Dataset rows describing interfaces:
++++++++++

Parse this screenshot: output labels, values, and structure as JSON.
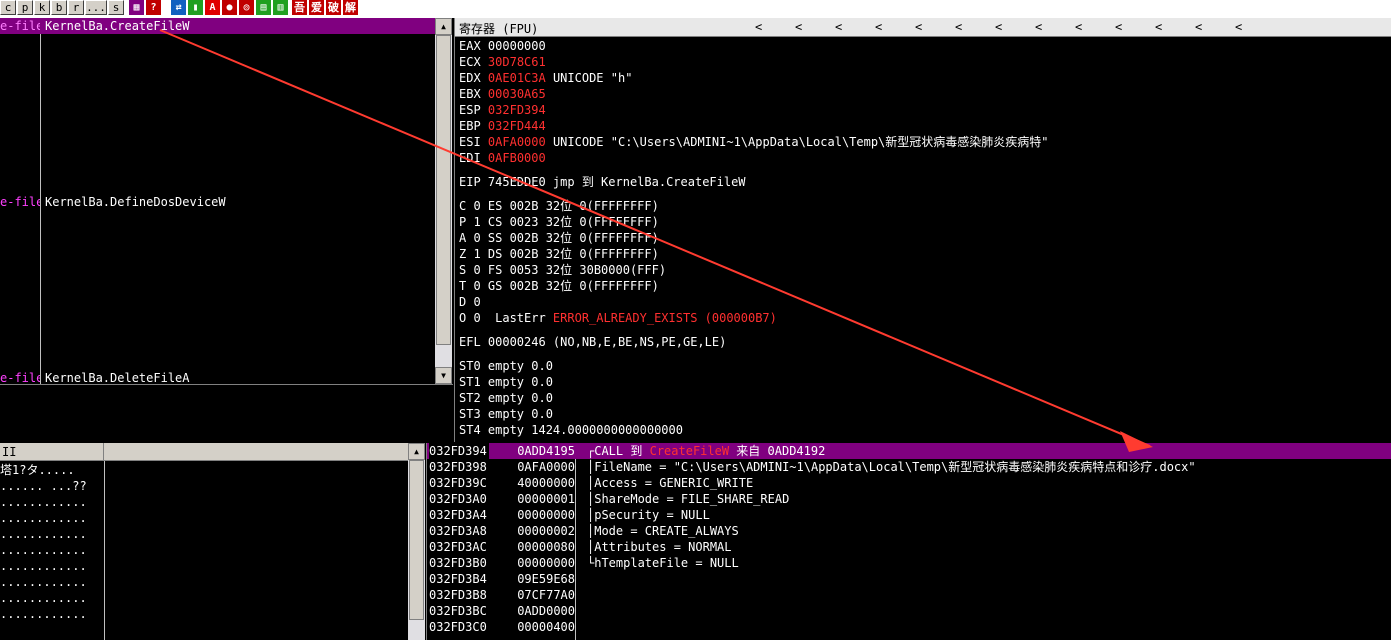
{
  "toolbar": {
    "letter_buttons": [
      "c",
      "p",
      "k",
      "b",
      "r",
      "...",
      "s"
    ],
    "icons": [
      {
        "name": "grid-icon",
        "glyph": "▦",
        "color": "#800080"
      },
      {
        "name": "help-icon",
        "glyph": "?",
        "color": "#c00000"
      },
      {
        "name": "save-icon",
        "glyph": "⇄",
        "color": "#1060c0"
      },
      {
        "name": "bar-icon",
        "glyph": "▮",
        "color": "#20a020"
      },
      {
        "name": "a-icon",
        "glyph": "A",
        "color": "#e00000"
      },
      {
        "name": "record-icon",
        "glyph": "●",
        "color": "#c00000"
      },
      {
        "name": "target-icon",
        "glyph": "◎",
        "color": "#c00000"
      },
      {
        "name": "list-icon",
        "glyph": "▤",
        "color": "#20a020"
      },
      {
        "name": "grid2-icon",
        "glyph": "▥",
        "color": "#20a020"
      }
    ],
    "chinese_buttons": [
      "吾",
      "爱",
      "破",
      "解"
    ]
  },
  "disasm": {
    "rows": [
      {
        "addr": "e-file",
        "text": "KernelBa.CreateFileW",
        "selected": true
      },
      {
        "addr": "e-file",
        "text": "KernelBa.DefineDosDeviceW",
        "selected": false
      },
      {
        "addr": "e-file",
        "text": "KernelBa.DeleteFileA",
        "selected": false
      }
    ]
  },
  "registers": {
    "title": "寄存器 (FPU)",
    "arrows": [
      "<",
      "<",
      "<",
      "<",
      "<",
      "<",
      "<",
      "<",
      "<",
      "<",
      "<",
      "<",
      "<"
    ],
    "gp": [
      {
        "name": "EAX",
        "value": "00000000",
        "red": false,
        "comment": ""
      },
      {
        "name": "ECX",
        "value": "30D78C61",
        "red": true,
        "comment": ""
      },
      {
        "name": "EDX",
        "value": "0AE01C3A",
        "red": true,
        "comment": "UNICODE \"h\""
      },
      {
        "name": "EBX",
        "value": "00030A65",
        "red": true,
        "comment": ""
      },
      {
        "name": "ESP",
        "value": "032FD394",
        "red": true,
        "comment": ""
      },
      {
        "name": "EBP",
        "value": "032FD444",
        "red": true,
        "comment": ""
      },
      {
        "name": "ESI",
        "value": "0AFA0000",
        "red": true,
        "comment": "UNICODE \"C:\\Users\\ADMINI~1\\AppData\\Local\\Temp\\新型冠状病毒感染肺炎疾病特\""
      },
      {
        "name": "EDI",
        "value": "0AFB0000",
        "red": true,
        "comment": ""
      }
    ],
    "eip": "EIP 745EDDE0 jmp 到 KernelBa.CreateFileW",
    "flags": [
      "C 0  ES 002B 32位 0(FFFFFFFF)",
      "P 1  CS 0023 32位 0(FFFFFFFF)",
      "A 0  SS 002B 32位 0(FFFFFFFF)",
      "Z 1  DS 002B 32位 0(FFFFFFFF)",
      "S 0  FS 0053 32位 30B0000(FFF)",
      "T 0  GS 002B 32位 0(FFFFFFFF)",
      "D 0"
    ],
    "lasterr_prefix": "O 0  LastErr ",
    "lasterr_value": "ERROR_ALREADY_EXISTS (000000B7)",
    "efl": "EFL 00000246 (NO,NB,E,BE,NS,PE,GE,LE)",
    "fpu": [
      "ST0 empty 0.0",
      "ST1 empty 0.0",
      "ST2 empty 0.0",
      "ST3 empty 0.0",
      "ST4 empty 1424.0000000000000000"
    ]
  },
  "dump": {
    "header": "II",
    "rows": [
      "塔1?タ.....",
      "...... ...??",
      "............",
      "............",
      "............",
      "............",
      "............",
      "............",
      "............",
      "............"
    ]
  },
  "stack": {
    "rows": [
      {
        "addr": "032FD394",
        "value": "0ADD4195",
        "comment": "",
        "selected": true
      },
      {
        "addr": "032FD398",
        "value": "0AFA0000",
        "comment": "FileName = \"C:\\Users\\ADMINI~1\\AppData\\Local\\Temp\\新型冠状病毒感染肺炎疾病特点和诊疗.docx\"",
        "selected": false
      },
      {
        "addr": "032FD39C",
        "value": "40000000",
        "comment": "Access = GENERIC_WRITE",
        "selected": false
      },
      {
        "addr": "032FD3A0",
        "value": "00000001",
        "comment": "ShareMode = FILE_SHARE_READ",
        "selected": false
      },
      {
        "addr": "032FD3A4",
        "value": "00000000",
        "comment": "pSecurity = NULL",
        "selected": false
      },
      {
        "addr": "032FD3A8",
        "value": "00000002",
        "comment": "Mode = CREATE_ALWAYS",
        "selected": false
      },
      {
        "addr": "032FD3AC",
        "value": "00000080",
        "comment": "Attributes = NORMAL",
        "selected": false
      },
      {
        "addr": "032FD3B0",
        "value": "00000000",
        "comment": "hTemplateFile = NULL",
        "selected": false
      },
      {
        "addr": "032FD3B4",
        "value": "09E59E68",
        "comment": "",
        "selected": false
      },
      {
        "addr": "032FD3B8",
        "value": "07CF77A0",
        "comment": "",
        "selected": false
      },
      {
        "addr": "032FD3BC",
        "value": "0ADD0000",
        "comment": "",
        "selected": false
      },
      {
        "addr": "032FD3C0",
        "value": "00000400",
        "comment": "",
        "selected": false
      }
    ],
    "call_prefix": "CALL 到 ",
    "call_target": "CreateFileW",
    "call_suffix": " 来自 0ADD4192"
  },
  "colors": {
    "selection": "#800080",
    "register_changed": "#ff3030",
    "annotation_arrow": "#ff3b30"
  }
}
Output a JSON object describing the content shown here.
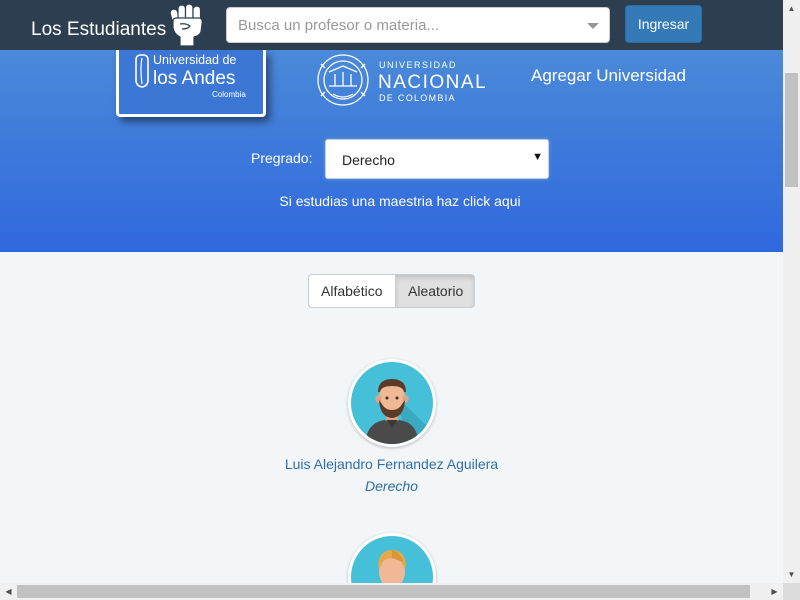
{
  "navbar": {
    "brand": "Los Estudiantes",
    "search_placeholder": "Busca un profesor o materia...",
    "login_label": "Ingresar"
  },
  "hero": {
    "uniandes_logo": {
      "line1": "Universidad de",
      "line2": "los Andes",
      "line3": "Colombia"
    },
    "unal_logo": {
      "line1": "UNIVERSIDAD",
      "line2": "NACIONAL",
      "line3": "DE COLOMBIA"
    },
    "add_university": "Agregar Universidad",
    "pregrado_label": "Pregrado:",
    "pregrado_value": "Derecho",
    "maestria_text": "Si estudias una maestria haz click aqui"
  },
  "sort": {
    "alphabetic": "Alfabético",
    "random": "Aleatorio",
    "active": "random"
  },
  "professors": [
    {
      "name": "Luis Alejandro Fernandez Aguilera",
      "program": "Derecho",
      "avatar": "bearded-man-avatar"
    },
    {
      "name": "",
      "program": "",
      "avatar": "blond-man-avatar"
    }
  ],
  "colors": {
    "navbar": "#2c3e50",
    "hero_top": "#4a8ad8",
    "hero_bottom": "#3068de",
    "link": "#2f6fa7",
    "login_button": "#337ab7",
    "avatar_bg": "#45c0d8"
  }
}
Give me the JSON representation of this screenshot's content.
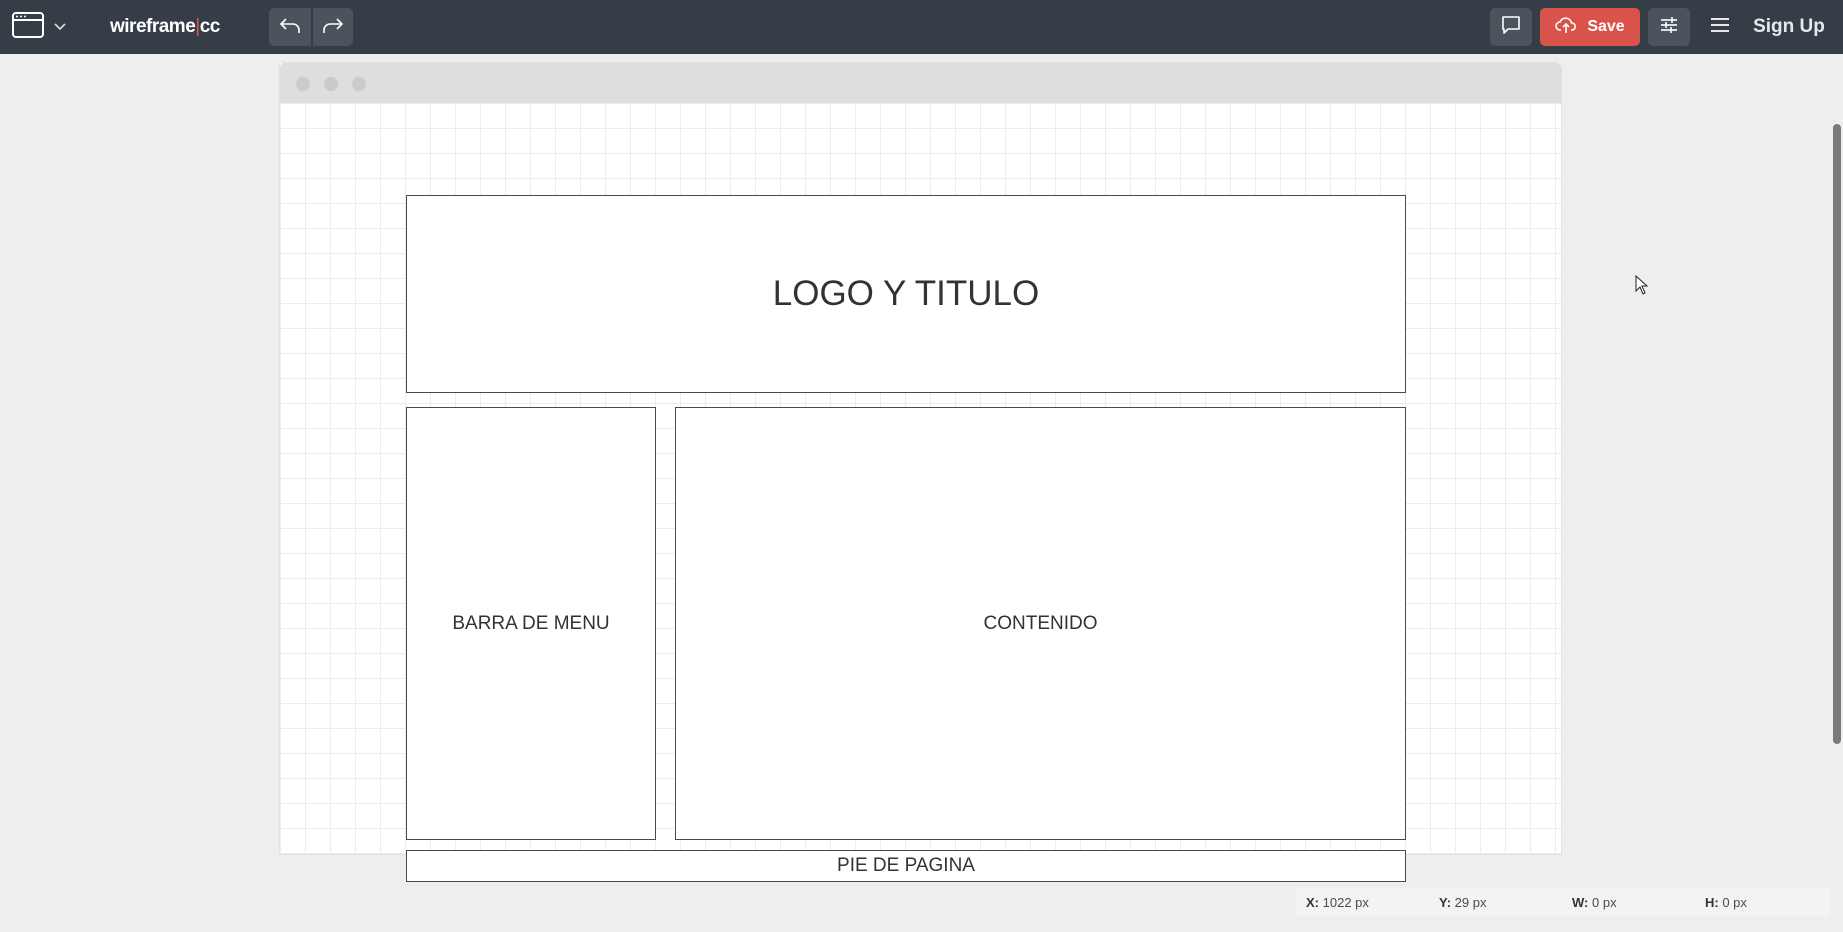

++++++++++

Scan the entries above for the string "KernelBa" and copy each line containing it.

        "text": "KernelBa.CreateFileW",
        "text": "KernelBa.DefineDosDeviceW",
        "text": "KernelBa.DeleteFileA",
    "eip": "EIP 745EDDE0 jmp 到 KernelBa.CreateFileW",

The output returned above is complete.